## Exercise goal
Which lines below include "parts"? Copy them all.

## Source data
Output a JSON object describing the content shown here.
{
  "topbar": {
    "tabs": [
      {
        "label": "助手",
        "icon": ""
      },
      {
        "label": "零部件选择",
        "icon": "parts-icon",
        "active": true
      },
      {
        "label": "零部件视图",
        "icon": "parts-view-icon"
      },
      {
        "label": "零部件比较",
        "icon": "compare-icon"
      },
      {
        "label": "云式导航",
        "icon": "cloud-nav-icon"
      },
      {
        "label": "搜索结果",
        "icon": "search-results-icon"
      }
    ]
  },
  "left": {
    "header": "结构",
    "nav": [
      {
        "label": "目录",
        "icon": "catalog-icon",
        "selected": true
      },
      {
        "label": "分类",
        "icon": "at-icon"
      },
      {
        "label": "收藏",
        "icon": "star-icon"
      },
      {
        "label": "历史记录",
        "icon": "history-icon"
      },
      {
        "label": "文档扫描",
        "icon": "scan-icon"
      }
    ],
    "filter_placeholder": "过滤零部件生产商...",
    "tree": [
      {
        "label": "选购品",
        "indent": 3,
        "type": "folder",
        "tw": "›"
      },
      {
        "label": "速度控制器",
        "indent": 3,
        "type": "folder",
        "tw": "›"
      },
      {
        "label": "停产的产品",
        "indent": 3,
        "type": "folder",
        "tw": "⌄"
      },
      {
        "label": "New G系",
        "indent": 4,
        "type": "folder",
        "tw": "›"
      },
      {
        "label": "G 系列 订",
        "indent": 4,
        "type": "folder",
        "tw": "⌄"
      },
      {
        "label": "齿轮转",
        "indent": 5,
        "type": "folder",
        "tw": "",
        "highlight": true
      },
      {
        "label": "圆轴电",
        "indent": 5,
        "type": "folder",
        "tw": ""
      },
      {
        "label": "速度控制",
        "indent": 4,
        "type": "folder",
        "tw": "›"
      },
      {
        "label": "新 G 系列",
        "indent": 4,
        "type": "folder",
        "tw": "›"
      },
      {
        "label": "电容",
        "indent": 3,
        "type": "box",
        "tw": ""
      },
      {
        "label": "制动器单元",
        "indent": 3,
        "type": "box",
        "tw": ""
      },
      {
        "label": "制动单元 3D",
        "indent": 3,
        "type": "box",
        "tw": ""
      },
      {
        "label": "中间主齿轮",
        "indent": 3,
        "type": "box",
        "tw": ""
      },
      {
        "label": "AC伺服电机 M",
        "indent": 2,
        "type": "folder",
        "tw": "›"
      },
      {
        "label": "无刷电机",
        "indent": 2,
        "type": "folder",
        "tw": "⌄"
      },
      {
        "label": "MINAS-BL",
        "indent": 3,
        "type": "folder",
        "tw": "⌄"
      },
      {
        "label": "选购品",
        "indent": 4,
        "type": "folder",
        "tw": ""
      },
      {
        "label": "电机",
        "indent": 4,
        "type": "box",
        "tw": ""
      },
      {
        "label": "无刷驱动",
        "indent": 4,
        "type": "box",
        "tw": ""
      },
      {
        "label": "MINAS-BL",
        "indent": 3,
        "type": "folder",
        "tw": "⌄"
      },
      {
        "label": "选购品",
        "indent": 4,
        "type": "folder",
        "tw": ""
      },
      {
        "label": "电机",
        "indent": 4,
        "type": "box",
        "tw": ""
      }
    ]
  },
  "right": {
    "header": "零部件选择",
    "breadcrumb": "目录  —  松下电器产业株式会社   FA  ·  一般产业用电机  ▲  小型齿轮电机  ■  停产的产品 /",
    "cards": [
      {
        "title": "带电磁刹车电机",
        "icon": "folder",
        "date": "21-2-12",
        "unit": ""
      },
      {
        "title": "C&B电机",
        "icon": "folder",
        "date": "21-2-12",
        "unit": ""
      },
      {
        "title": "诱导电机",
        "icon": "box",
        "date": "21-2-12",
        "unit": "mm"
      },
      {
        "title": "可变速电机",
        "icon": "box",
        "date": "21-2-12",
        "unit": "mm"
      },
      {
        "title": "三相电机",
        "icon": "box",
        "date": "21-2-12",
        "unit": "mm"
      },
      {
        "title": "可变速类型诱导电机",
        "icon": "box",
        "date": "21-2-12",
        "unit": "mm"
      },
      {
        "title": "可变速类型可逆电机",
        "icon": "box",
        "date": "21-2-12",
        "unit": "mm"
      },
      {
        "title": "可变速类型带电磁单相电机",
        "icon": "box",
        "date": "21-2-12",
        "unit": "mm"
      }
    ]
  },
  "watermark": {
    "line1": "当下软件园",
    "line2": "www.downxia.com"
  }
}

## Task output
        "icon": "parts-icon",
        "icon": "parts-view-icon"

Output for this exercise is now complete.